Scannura contemplated his five top picks at length as he sifted through a crate of his most recent listened-to records. As he pulled each record out, he explained in great detail the label, year, catalog number and provided context on the artists themselves so we thought it only appropriate to list out the five choices this month as well. Despite the volume, Scannura was deeply familiar with each and every single record he owned and it showed.
Scannura’s first selection is a track off of the 1995 release, “Party Time,” by C.V.O, which came out on Chicago House label Balance Recordings. Scannura’s selection is the first b-side track, “Mighty Real Groove.” C.V.O — an abbreviation of the phrase “Chicago’s Very Own,” is a side project of classic house staple Glenn Underground, whose production style toed the fine line between deep house and disco.

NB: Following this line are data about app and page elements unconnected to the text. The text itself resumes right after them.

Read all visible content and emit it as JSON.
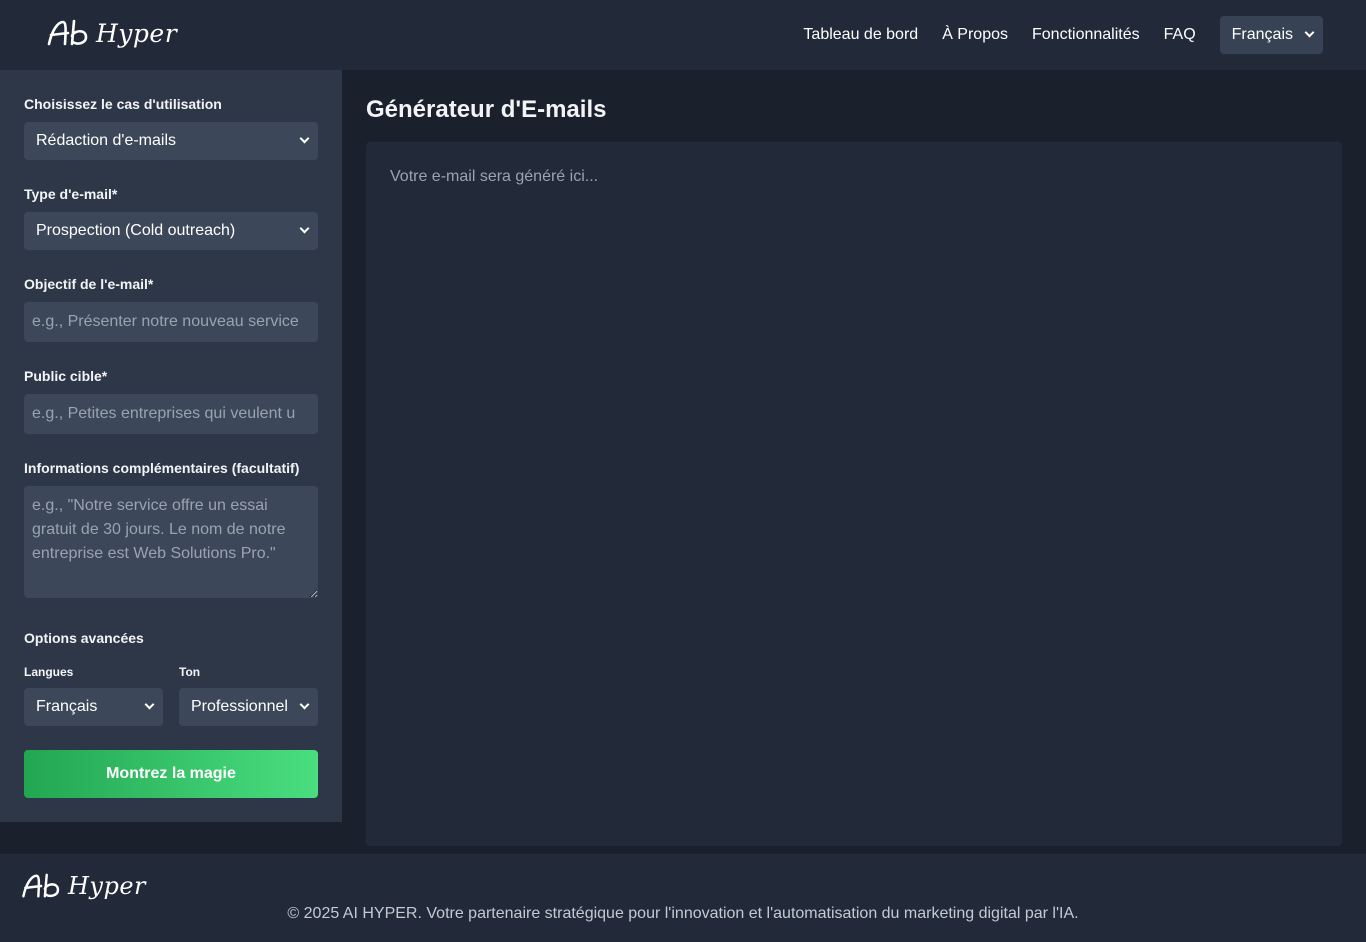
{
  "header": {
    "logo_text": "Hyper",
    "nav": [
      "Tableau de bord",
      "À Propos",
      "Fonctionnalités",
      "FAQ"
    ],
    "language": "Français"
  },
  "sidebar": {
    "use_case": {
      "label": "Choisissez le cas d'utilisation",
      "value": "Rédaction d'e-mails"
    },
    "email_type": {
      "label": "Type d'e-mail*",
      "value": "Prospection (Cold outreach)"
    },
    "objective": {
      "label": "Objectif de l'e-mail*",
      "placeholder": "e.g., Présenter notre nouveau service"
    },
    "audience": {
      "label": "Public cible*",
      "placeholder": "e.g., Petites entreprises qui veulent u"
    },
    "extra": {
      "label": "Informations complémentaires (facultatif)",
      "placeholder": "e.g., \"Notre service offre un essai gratuit de 30 jours. Le nom de notre entreprise est Web Solutions Pro.\""
    },
    "advanced": {
      "label": "Options avancées",
      "languages_label": "Langues",
      "languages_value": "Français",
      "tone_label": "Ton",
      "tone_value": "Professionnel"
    },
    "submit_label": "Montrez la magie"
  },
  "main": {
    "title": "Générateur d'E-mails",
    "output_placeholder": "Votre e-mail sera généré ici..."
  },
  "footer": {
    "logo_text": "Hyper",
    "copyright": "© 2025 AI HYPER. Votre partenaire stratégique pour l'innovation et l'automatisation du marketing digital par l'IA."
  },
  "icons": [
    "ai-logo-icon",
    "chevron-down-icon"
  ],
  "colors": {
    "background": "#1a202c",
    "panel": "#2e3748",
    "header": "#222a3a",
    "field": "#3c4759",
    "accent_start": "#22a652",
    "accent_end": "#4ade80"
  }
}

Marie Davidson’s “Work It,” from her 2018 release Working Class Woman on Ninja Tune, served as Scannura’s second selection. “You wanna know how I get away with everything? I work. All the fucking time. From Monday to Friday, from Friday to Sunday, I love it. I work,” Davidson chants over the cymbal rides, analog bells and drum machine claps of the acidy techno track that quickly became a favorite of DJs around the world.
And it seemed this track resonated deeply with Scannura, who works as a Clinical Research Coordinator of Oncology at the University of Colorado Anschutz Medical Campus on top of running a record label. Responsible for A&R to vinyl pressing and distribution as well as promotion, Scannura manages to work around his demanding 9-5 schedule to help put out absolutely fantastic underground dance music from artists both here in Denver and across the country, an impressive feat worthy of recognition.

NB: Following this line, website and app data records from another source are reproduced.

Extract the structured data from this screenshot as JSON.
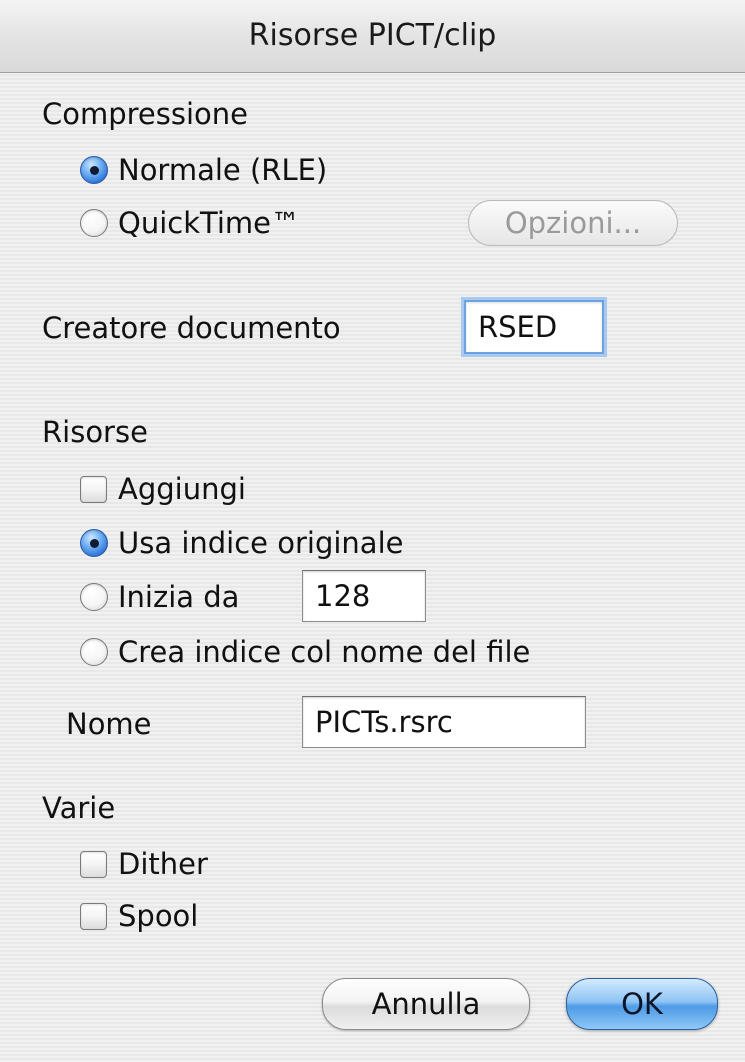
{
  "dialog": {
    "title": "Risorse PICT/clip"
  },
  "compression": {
    "heading": "Compressione",
    "normal_label": "Normale (RLE)",
    "normal_selected": true,
    "quicktime_label": "QuickTime™",
    "quicktime_selected": false,
    "options_button": "Opzioni...",
    "options_enabled": false
  },
  "creator": {
    "label": "Creatore documento",
    "value": "RSED"
  },
  "resources": {
    "heading": "Risorse",
    "add_label": "Aggiungi",
    "add_checked": false,
    "use_original_label": "Usa indice originale",
    "use_original_selected": true,
    "start_from_label": "Inizia da",
    "start_from_selected": false,
    "start_from_value": "128",
    "from_filename_label": "Crea indice col nome del file",
    "from_filename_selected": false,
    "name_label": "Nome",
    "name_value": "PICTs.rsrc"
  },
  "misc": {
    "heading": "Varie",
    "dither_label": "Dither",
    "dither_checked": false,
    "spool_label": "Spool",
    "spool_checked": false
  },
  "buttons": {
    "cancel": "Annulla",
    "ok": "OK"
  },
  "colors": {
    "accent": "#4f9be6",
    "window_background": "#ececec"
  }
}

Scannura’s third selection is a very Chicago-sounding track with a very Chicago-sounding name. Deep Dish is the collaboration of Iranian techno producers Dubfire and Sharam. The 1994 record was released on Tribal Records and Scannura’s selection is the first track off the groovin’ record.
Selection number four is the b-side, “The Klan Revisited (Kemeticjust Remix),” off of the release The Klan Revisited. Released on the Detroit label Musicality Records in 2015, this record by the Sunlight Project invokes lounge-y vibes through the live instrumentation of a jazz flute, live bass guitar and crisp bongos.
Scannura’s fifth and final selection is the sensual and pulsing b-side, “Horny Dubz,” by Detroit House veteran Norm Talley. Off of the 2018 release The Freeman’s Path, this is the eleventh and most recent pressing from another Denver-based house label, the Playground.